* Records *
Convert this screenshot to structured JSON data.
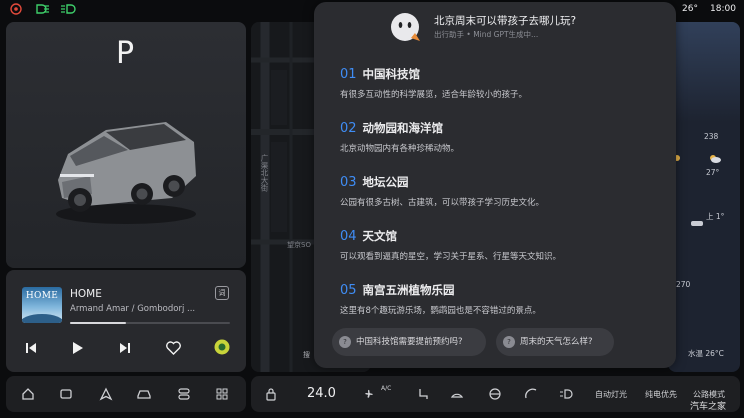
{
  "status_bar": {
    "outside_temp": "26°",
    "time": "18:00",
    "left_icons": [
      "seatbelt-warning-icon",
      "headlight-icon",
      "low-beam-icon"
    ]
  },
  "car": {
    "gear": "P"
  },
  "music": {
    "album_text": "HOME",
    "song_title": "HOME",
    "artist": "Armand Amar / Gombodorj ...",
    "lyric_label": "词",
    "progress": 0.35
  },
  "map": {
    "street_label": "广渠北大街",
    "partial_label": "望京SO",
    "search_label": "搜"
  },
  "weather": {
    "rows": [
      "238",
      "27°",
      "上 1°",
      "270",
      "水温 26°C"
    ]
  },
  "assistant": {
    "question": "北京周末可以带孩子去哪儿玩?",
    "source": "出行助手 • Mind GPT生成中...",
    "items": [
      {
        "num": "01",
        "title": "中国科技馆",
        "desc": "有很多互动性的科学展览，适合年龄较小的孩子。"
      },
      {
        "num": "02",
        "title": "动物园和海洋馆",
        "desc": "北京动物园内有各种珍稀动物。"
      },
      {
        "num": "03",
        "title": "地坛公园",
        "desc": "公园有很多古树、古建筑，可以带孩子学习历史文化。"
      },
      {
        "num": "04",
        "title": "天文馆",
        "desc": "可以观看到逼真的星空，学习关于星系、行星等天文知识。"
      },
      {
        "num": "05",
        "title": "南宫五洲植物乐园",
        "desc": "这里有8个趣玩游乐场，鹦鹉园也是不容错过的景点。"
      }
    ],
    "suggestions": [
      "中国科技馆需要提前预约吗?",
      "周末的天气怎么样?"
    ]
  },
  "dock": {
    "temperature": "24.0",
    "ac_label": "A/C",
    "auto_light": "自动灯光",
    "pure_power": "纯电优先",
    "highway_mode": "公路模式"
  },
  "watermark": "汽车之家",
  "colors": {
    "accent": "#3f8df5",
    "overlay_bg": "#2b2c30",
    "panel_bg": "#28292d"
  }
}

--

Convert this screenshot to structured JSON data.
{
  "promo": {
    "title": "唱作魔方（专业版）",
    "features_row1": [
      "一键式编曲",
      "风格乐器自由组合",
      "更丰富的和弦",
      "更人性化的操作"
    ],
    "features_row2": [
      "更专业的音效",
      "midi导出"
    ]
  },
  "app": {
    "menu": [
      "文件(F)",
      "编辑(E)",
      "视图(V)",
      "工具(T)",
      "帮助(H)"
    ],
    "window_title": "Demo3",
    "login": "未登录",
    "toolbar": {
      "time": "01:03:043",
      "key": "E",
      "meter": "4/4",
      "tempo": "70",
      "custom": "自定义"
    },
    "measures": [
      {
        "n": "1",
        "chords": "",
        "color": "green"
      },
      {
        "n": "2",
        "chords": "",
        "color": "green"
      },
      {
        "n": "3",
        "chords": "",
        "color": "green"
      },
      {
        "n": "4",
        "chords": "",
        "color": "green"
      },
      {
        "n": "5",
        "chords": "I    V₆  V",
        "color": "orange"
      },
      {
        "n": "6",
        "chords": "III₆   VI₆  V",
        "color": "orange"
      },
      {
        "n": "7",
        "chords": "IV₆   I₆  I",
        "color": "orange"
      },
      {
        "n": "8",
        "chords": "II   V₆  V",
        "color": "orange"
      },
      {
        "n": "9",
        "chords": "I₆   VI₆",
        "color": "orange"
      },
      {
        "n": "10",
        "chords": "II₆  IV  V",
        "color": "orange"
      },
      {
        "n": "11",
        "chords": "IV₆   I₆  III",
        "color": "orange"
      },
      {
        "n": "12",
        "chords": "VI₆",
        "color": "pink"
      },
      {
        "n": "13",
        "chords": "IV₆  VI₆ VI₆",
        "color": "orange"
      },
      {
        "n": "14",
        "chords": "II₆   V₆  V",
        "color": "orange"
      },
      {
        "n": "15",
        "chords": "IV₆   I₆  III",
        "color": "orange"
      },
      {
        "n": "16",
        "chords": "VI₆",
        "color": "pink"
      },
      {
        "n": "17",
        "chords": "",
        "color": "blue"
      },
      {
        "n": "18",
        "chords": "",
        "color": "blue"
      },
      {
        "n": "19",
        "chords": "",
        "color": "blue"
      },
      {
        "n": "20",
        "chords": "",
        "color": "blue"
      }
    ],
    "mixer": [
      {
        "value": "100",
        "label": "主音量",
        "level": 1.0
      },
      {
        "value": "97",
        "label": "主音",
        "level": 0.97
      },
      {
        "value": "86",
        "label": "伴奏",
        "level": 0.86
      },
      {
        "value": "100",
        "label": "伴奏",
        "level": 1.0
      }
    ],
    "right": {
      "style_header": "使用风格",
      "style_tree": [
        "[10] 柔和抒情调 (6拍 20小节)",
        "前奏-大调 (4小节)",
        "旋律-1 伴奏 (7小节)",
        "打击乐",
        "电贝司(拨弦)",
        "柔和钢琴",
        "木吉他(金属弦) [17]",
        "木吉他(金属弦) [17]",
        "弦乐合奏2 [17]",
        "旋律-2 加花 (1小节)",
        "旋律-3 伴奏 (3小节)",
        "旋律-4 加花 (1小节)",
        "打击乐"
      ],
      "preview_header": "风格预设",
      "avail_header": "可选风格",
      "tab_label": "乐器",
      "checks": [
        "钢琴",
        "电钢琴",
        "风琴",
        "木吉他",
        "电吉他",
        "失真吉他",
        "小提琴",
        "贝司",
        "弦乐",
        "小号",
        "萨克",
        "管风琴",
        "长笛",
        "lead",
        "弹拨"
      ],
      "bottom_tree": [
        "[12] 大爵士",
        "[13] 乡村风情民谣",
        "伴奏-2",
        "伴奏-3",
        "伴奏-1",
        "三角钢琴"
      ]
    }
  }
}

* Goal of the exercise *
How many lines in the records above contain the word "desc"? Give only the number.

* Task output *
5